= AIM OF THE EXERCISE =
Beginning with the line containing "Read all visible content and emit it as JSON.", write out each line exactly through the end of the listing, and skip all pictures.

:: DATA SHOWN

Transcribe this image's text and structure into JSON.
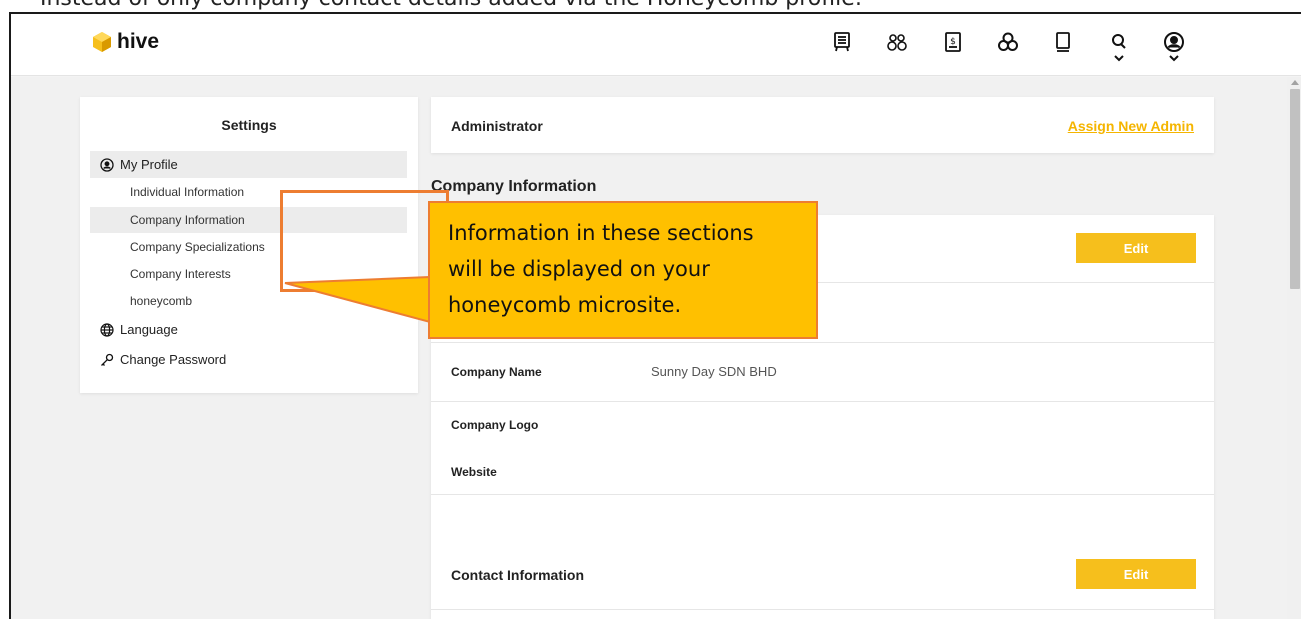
{
  "caption_top": "Instead of only company contact details added via the Honeycomb profile:",
  "header": {
    "logo_text": "hive",
    "icons": [
      {
        "name": "marketplace-icon"
      },
      {
        "name": "community-icon"
      },
      {
        "name": "finance-icon"
      },
      {
        "name": "honeycomb-icon"
      },
      {
        "name": "library-icon"
      },
      {
        "name": "search-icon"
      },
      {
        "name": "profile-icon"
      }
    ]
  },
  "sidebar": {
    "title": "Settings",
    "my_profile": "My Profile",
    "sub_items": [
      "Individual Information",
      "Company Information",
      "Company Specializations",
      "Company Interests",
      "honeycomb"
    ],
    "language": "Language",
    "change_password": "Change Password"
  },
  "admin": {
    "title": "Administrator",
    "assign_link": "Assign New Admin"
  },
  "company_info": {
    "heading": "Company Information",
    "edit_label": "Edit",
    "fields": {
      "company_name_label": "Company Name",
      "company_name_value": "Sunny Day SDN BHD",
      "company_logo_label": "Company Logo",
      "website_label": "Website"
    }
  },
  "contact_info": {
    "title": "Contact Information",
    "edit_label": "Edit"
  },
  "callout": {
    "lines": [
      "Information in these sections",
      "will be displayed on your",
      "honeycomb microsite."
    ]
  },
  "colors": {
    "accent": "#f6bf1c",
    "link": "#f5b500",
    "callout_fill": "#ffc000",
    "callout_border": "#ed7d31"
  }
}
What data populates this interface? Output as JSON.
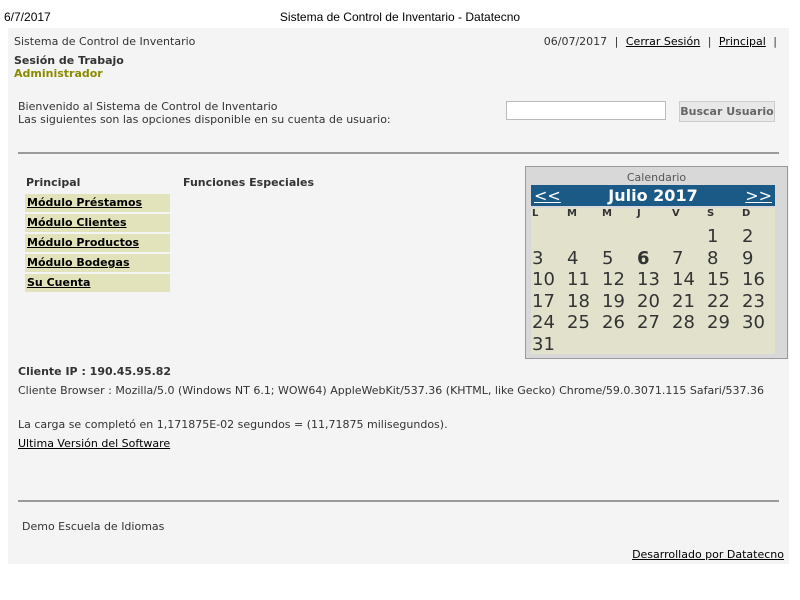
{
  "print_header": {
    "date": "6/7/2017",
    "title": "Sistema de Control de Inventario - Datatecno"
  },
  "header": {
    "system_title": "Sistema de Control de Inventario",
    "date": "06/07/2017",
    "separator": "|",
    "logout_label": "Cerrar Sesión",
    "principal_label": "Principal"
  },
  "session": {
    "label": "Sesión de Trabajo",
    "user": "Administrador"
  },
  "welcome": {
    "line1": "Bienvenido al Sistema de Control de Inventario",
    "line2": "Las siguientes son las opciones disponible en su cuenta de usuario:"
  },
  "search": {
    "value": "",
    "button_label": "Buscar Usuario"
  },
  "menu": {
    "heading": "Principal",
    "items": [
      "Módulo Préstamos",
      "Módulo Clientes",
      "Módulo Productos",
      "Módulo Bodegas",
      "Su Cuenta"
    ]
  },
  "special": {
    "heading": "Funciones Especiales"
  },
  "calendar": {
    "title": "Calendario",
    "prev": "<<",
    "next": ">>",
    "month": "Julio 2017",
    "day_headers": [
      "L",
      "M",
      "M",
      "J",
      "V",
      "S",
      "D"
    ],
    "first_weekday_index": 5,
    "days_in_month": 31,
    "today": 6
  },
  "info": {
    "ip": "Cliente IP : 190.45.95.82",
    "browser": "Cliente Browser : Mozilla/5.0 (Windows NT 6.1; WOW64) AppleWebKit/537.36 (KHTML, like Gecko) Chrome/59.0.3071.115 Safari/537.36",
    "load": "La carga se completó en 1,171875E-02 segundos = (11,71875 milisegundos).",
    "version_link": "Ultima Versión del Software"
  },
  "footer": {
    "school": "Demo Escuela de Idiomas",
    "developer_link": "Desarrollado por Datatecno"
  }
}
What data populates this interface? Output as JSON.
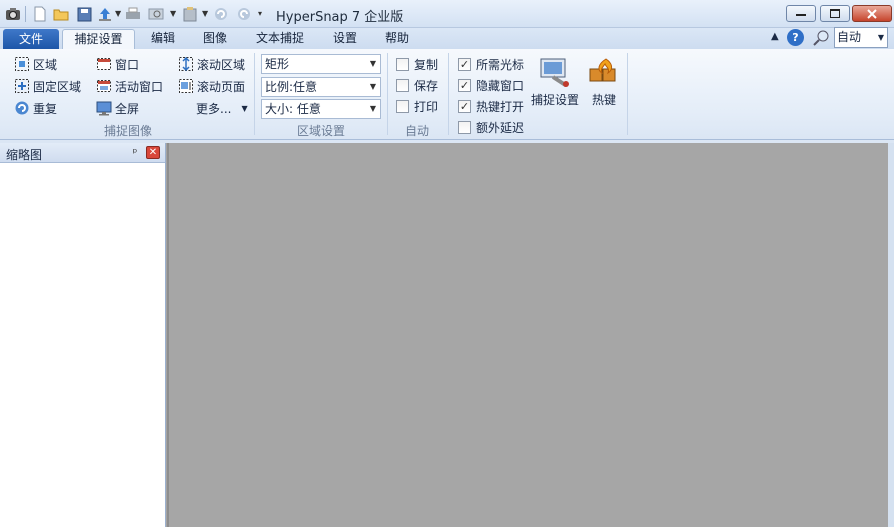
{
  "app_title": "HyperSnap 7 企业版",
  "quick_access_icons": [
    "camera-icon",
    "new-file-icon",
    "open-folder-icon",
    "save-icon",
    "upload-icon",
    "print-icon",
    "print-preview-icon",
    "paste-icon",
    "undo-icon",
    "redo-icon",
    "customize-icon"
  ],
  "ribbon_tabs": {
    "file": "文件",
    "tabs": [
      "捕捉设置",
      "编辑",
      "图像",
      "文本捕捉",
      "设置",
      "帮助"
    ],
    "active": "捕捉设置"
  },
  "view_mode": "自动",
  "capture_group": {
    "label": "捕捉图像",
    "col1": [
      "区域",
      "固定区域",
      "重复"
    ],
    "col2": [
      "窗口",
      "活动窗口",
      "全屏"
    ],
    "col3": [
      "滚动区域",
      "滚动页面",
      "更多..."
    ]
  },
  "region_settings": {
    "label": "区域设置",
    "shape": "矩形",
    "ratio": "比例:任意",
    "size": "大小: 任意"
  },
  "auto_group": {
    "label": "自动",
    "items": [
      {
        "label": "复制",
        "checked": false
      },
      {
        "label": "保存",
        "checked": false
      },
      {
        "label": "打印",
        "checked": false
      }
    ]
  },
  "options_group": {
    "items": [
      {
        "label": "所需光标",
        "checked": true
      },
      {
        "label": "隐藏窗口",
        "checked": true
      },
      {
        "label": "热键打开",
        "checked": true
      },
      {
        "label": "额外延迟",
        "checked": false
      }
    ]
  },
  "big_buttons": {
    "capture_settings": "捕捉设置",
    "hotkeys": "热键"
  },
  "thumbnail_pane": {
    "title": "缩略图",
    "pin": "ᵖ"
  }
}
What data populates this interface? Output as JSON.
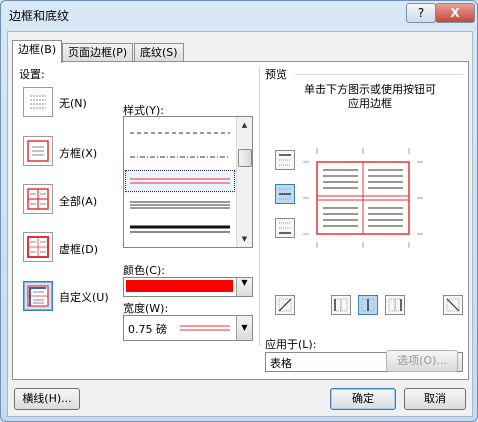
{
  "window": {
    "title": "边框和底纹",
    "help_label": "?",
    "close_label": "X"
  },
  "tabs": [
    {
      "label": "边框(B)",
      "active": true
    },
    {
      "label": "页面边框(P)",
      "active": false
    },
    {
      "label": "底纹(S)",
      "active": false
    }
  ],
  "settings": {
    "header": "设置:",
    "items": [
      {
        "label": "无(N)",
        "selected": false
      },
      {
        "label": "方框(X)",
        "selected": false
      },
      {
        "label": "全部(A)",
        "selected": false
      },
      {
        "label": "虚框(D)",
        "selected": false
      },
      {
        "label": "自定义(U)",
        "selected": true
      }
    ]
  },
  "style_list": {
    "header": "样式(Y):",
    "selected_index": 2,
    "up_arrow": "▲",
    "down_arrow": "▼"
  },
  "color": {
    "label": "颜色(C):",
    "value_hex": "#ff0000",
    "dropdown_arrow": "▼"
  },
  "width": {
    "label": "宽度(W):",
    "value": "0.75 磅",
    "dropdown_arrow": "▼"
  },
  "preview": {
    "header": "预览",
    "instruction_line1": "单击下方图示或使用按钮可",
    "instruction_line2": "应用边框",
    "border_color_hex": "#e8323a"
  },
  "apply_to": {
    "label": "应用于(L):",
    "value": "表格",
    "dropdown_arrow": "▼"
  },
  "buttons": {
    "options": "选项(O)...",
    "horizontal_line": "横线(H)...",
    "ok": "确定",
    "cancel": "取消"
  }
}
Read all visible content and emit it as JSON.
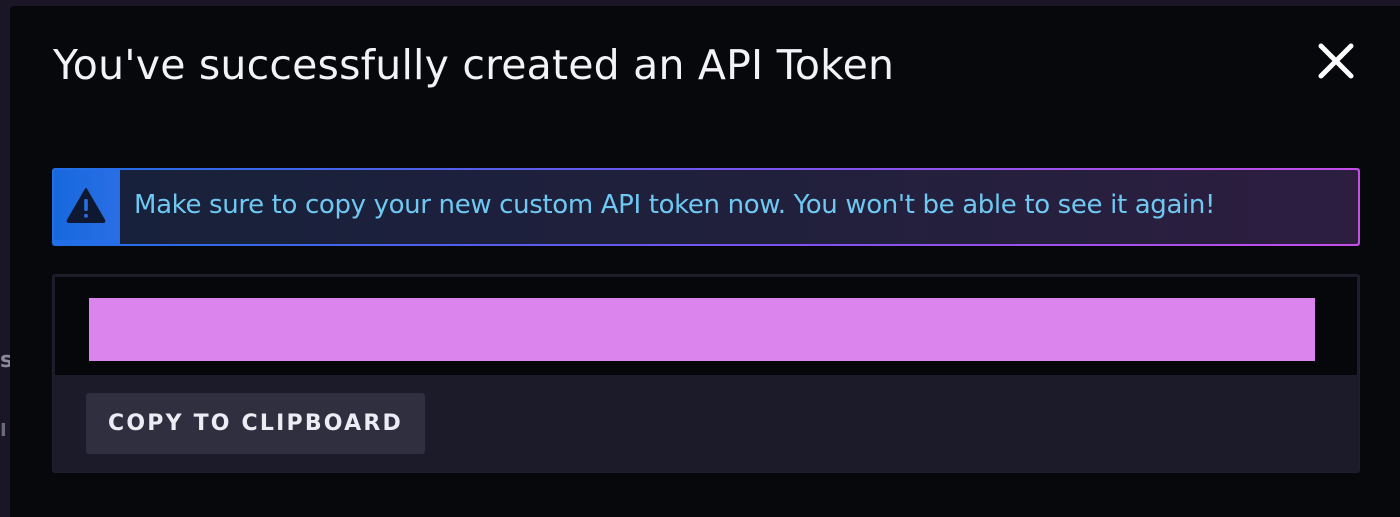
{
  "background": {
    "fragments": [
      "s",
      "I"
    ]
  },
  "modal": {
    "title": "You've successfully created an API Token",
    "close_icon": "close-icon"
  },
  "alert": {
    "icon": "warning-triangle-icon",
    "message": "Make sure to copy your new custom API token now. You won't be able to see it again!",
    "colors": {
      "gradient_start": "#1f6fe6",
      "gradient_end": "#c54ee8",
      "text": "#6fc8f2"
    }
  },
  "token": {
    "redaction_color": "#db84ee"
  },
  "actions": {
    "copy_label": "COPY TO CLIPBOARD"
  }
}
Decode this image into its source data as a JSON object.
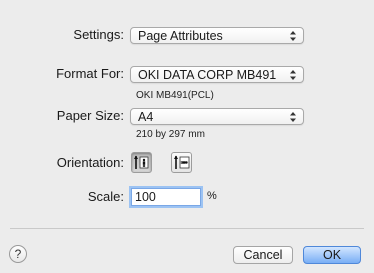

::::

= SOLUTION =
Read all visible content and emit it as JSON.
{
  "background": {
    "fragments": [
      "s",
      "I"
    ]
  },
  "modal": {
    "title": "You've successfully created an API Token",
    "close_icon": "close-icon"
  },
  "alert": {
    "icon": "warning-triangle-icon",
    "message": "Make sure to copy your new custom API token now. You won't be able to see it again!",
    "colors": {
      "gradient_start": "#1f6fe6",
      "gradient_end": "#c54ee8",
      "text": "#6fc8f2"
    }
  },
  "token": {
    "redaction_color": "#db84ee"
  },
  "actions": {
    "copy_label": "COPY TO CLIPBOARD"
  }
}
Decode this image into its source data as a JSON object.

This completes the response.